▶ [Work order]: Work through the data line by line, gathering every line that has the word "this".

▶ [Data records]:
§ §
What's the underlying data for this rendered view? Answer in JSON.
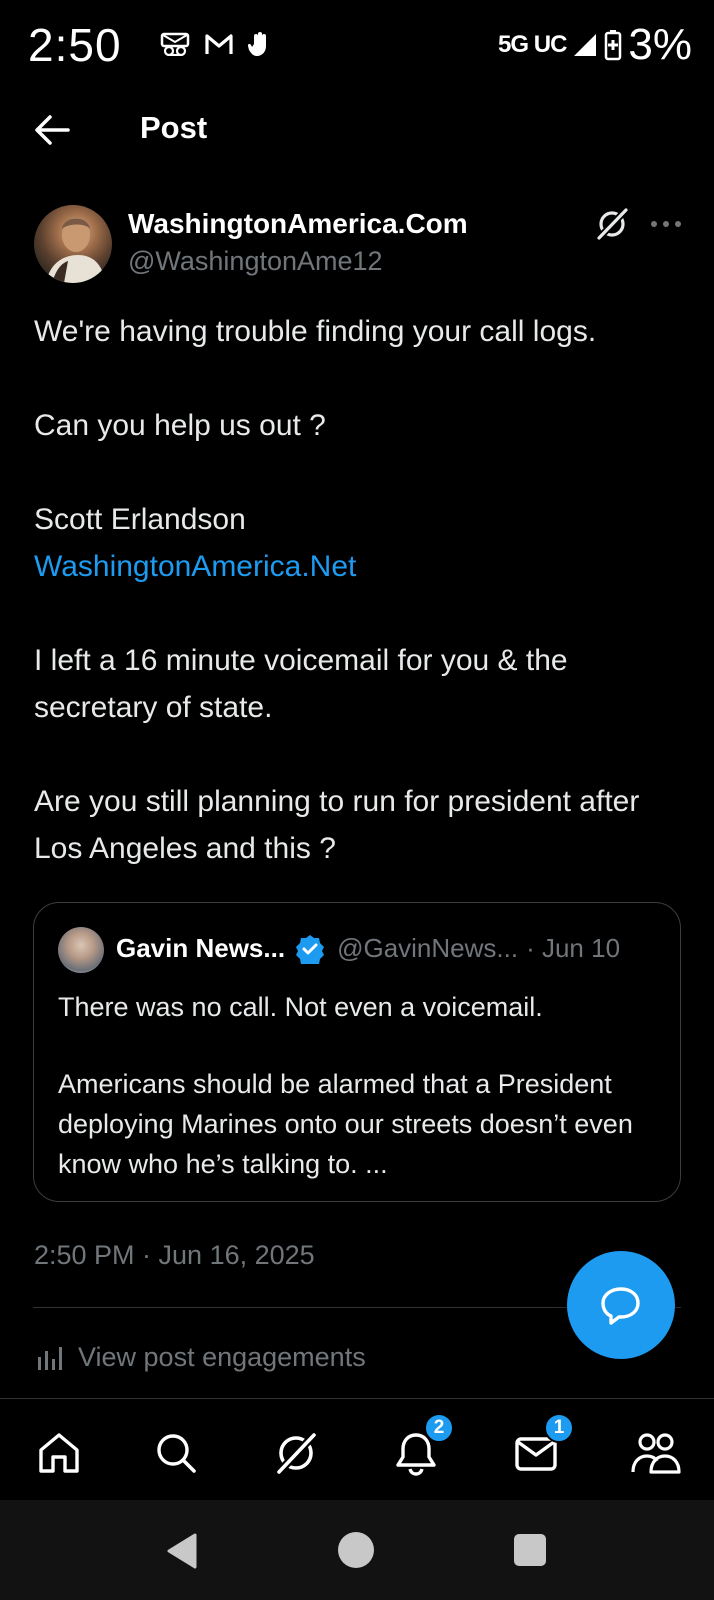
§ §
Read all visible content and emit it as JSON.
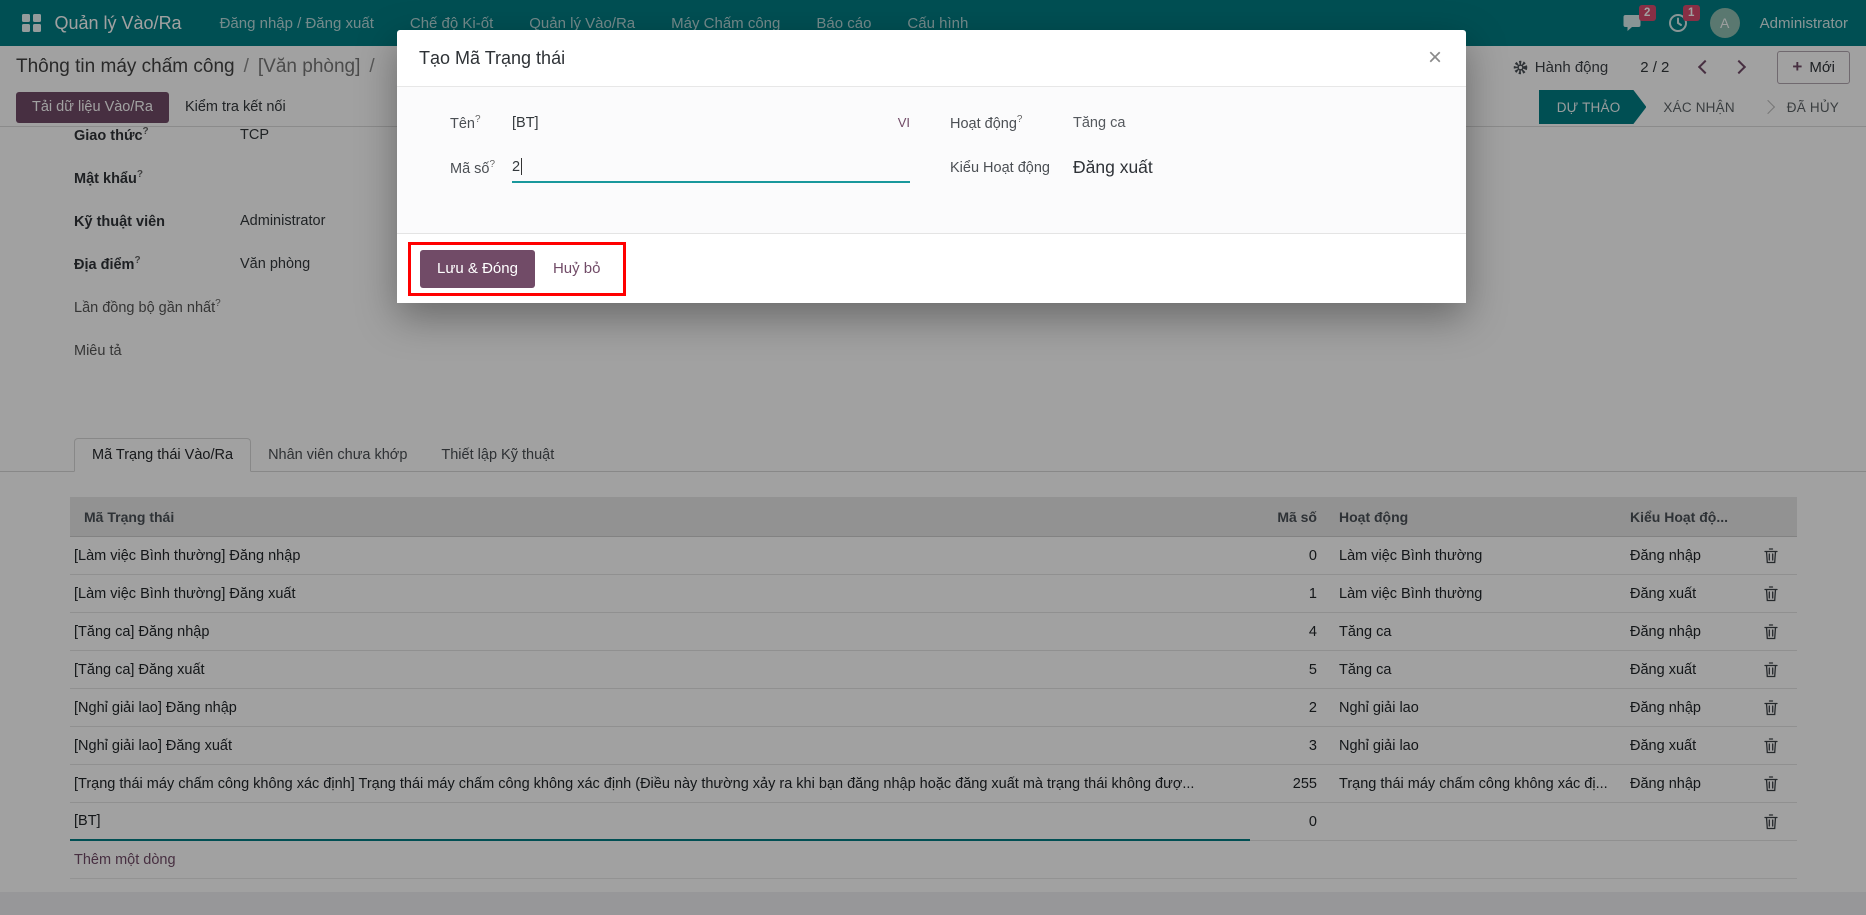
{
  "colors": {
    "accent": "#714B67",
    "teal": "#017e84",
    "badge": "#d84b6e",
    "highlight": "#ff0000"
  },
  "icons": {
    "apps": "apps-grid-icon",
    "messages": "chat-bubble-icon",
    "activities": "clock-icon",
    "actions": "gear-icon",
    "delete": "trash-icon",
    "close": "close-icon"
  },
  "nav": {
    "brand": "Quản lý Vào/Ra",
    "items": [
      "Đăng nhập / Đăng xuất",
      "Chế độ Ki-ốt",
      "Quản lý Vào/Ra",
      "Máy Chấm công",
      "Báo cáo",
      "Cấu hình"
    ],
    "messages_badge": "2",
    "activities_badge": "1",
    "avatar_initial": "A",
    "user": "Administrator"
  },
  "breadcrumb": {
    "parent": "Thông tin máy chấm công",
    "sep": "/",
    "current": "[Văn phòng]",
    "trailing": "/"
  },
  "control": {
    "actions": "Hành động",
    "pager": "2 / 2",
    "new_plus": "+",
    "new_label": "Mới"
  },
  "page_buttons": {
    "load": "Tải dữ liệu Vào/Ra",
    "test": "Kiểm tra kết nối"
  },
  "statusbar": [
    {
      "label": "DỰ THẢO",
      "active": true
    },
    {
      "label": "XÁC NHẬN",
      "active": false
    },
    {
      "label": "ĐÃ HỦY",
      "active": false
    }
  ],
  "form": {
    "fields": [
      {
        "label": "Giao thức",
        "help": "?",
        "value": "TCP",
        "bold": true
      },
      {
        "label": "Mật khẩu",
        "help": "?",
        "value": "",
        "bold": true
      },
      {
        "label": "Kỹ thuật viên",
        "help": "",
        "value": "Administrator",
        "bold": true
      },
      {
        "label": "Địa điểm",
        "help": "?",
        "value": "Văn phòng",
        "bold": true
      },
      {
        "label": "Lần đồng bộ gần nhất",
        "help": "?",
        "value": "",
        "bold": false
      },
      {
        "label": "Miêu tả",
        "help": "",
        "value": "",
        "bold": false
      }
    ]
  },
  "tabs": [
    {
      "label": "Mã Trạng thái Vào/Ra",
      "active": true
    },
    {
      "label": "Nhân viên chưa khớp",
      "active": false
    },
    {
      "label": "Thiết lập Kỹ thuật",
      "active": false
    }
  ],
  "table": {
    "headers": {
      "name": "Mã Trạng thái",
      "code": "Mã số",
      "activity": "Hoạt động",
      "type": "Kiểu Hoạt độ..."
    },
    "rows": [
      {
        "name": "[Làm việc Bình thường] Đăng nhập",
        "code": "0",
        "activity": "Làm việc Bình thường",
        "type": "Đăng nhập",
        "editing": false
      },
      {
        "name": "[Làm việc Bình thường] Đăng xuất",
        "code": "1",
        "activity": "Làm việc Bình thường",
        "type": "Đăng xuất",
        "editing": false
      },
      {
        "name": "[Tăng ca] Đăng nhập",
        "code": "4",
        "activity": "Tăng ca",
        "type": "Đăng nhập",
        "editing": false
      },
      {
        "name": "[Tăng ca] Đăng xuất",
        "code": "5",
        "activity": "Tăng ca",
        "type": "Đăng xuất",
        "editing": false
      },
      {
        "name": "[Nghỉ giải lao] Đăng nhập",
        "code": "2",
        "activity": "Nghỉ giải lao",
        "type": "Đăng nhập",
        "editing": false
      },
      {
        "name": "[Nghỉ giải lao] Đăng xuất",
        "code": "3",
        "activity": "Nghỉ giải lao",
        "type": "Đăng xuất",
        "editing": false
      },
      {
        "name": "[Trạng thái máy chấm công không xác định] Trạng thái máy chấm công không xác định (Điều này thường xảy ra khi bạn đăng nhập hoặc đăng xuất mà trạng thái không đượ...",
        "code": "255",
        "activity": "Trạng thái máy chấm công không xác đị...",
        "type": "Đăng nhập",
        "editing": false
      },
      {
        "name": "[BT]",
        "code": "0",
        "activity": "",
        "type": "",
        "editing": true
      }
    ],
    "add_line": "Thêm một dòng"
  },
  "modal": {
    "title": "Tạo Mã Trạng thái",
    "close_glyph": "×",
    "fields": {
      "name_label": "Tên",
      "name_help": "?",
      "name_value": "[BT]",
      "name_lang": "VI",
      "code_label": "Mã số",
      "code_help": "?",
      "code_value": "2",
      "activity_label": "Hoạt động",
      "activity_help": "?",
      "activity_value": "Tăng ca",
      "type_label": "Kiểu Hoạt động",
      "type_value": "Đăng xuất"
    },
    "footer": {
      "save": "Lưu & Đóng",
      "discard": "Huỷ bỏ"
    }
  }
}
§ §
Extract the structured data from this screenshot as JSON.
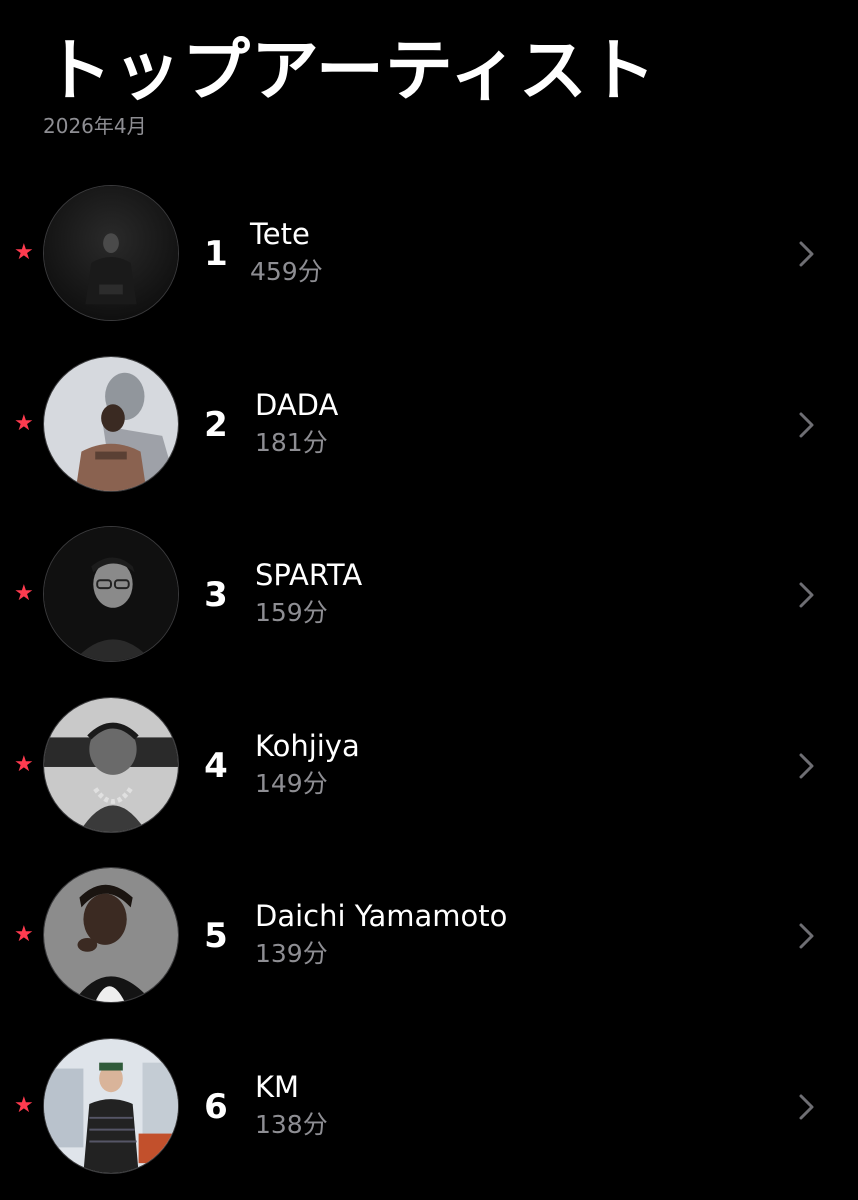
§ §
▶ [Answer section]:
What's the underlying data for this rendered view? Answer in JSON.
Extract the structured data from this screenshot as JSON.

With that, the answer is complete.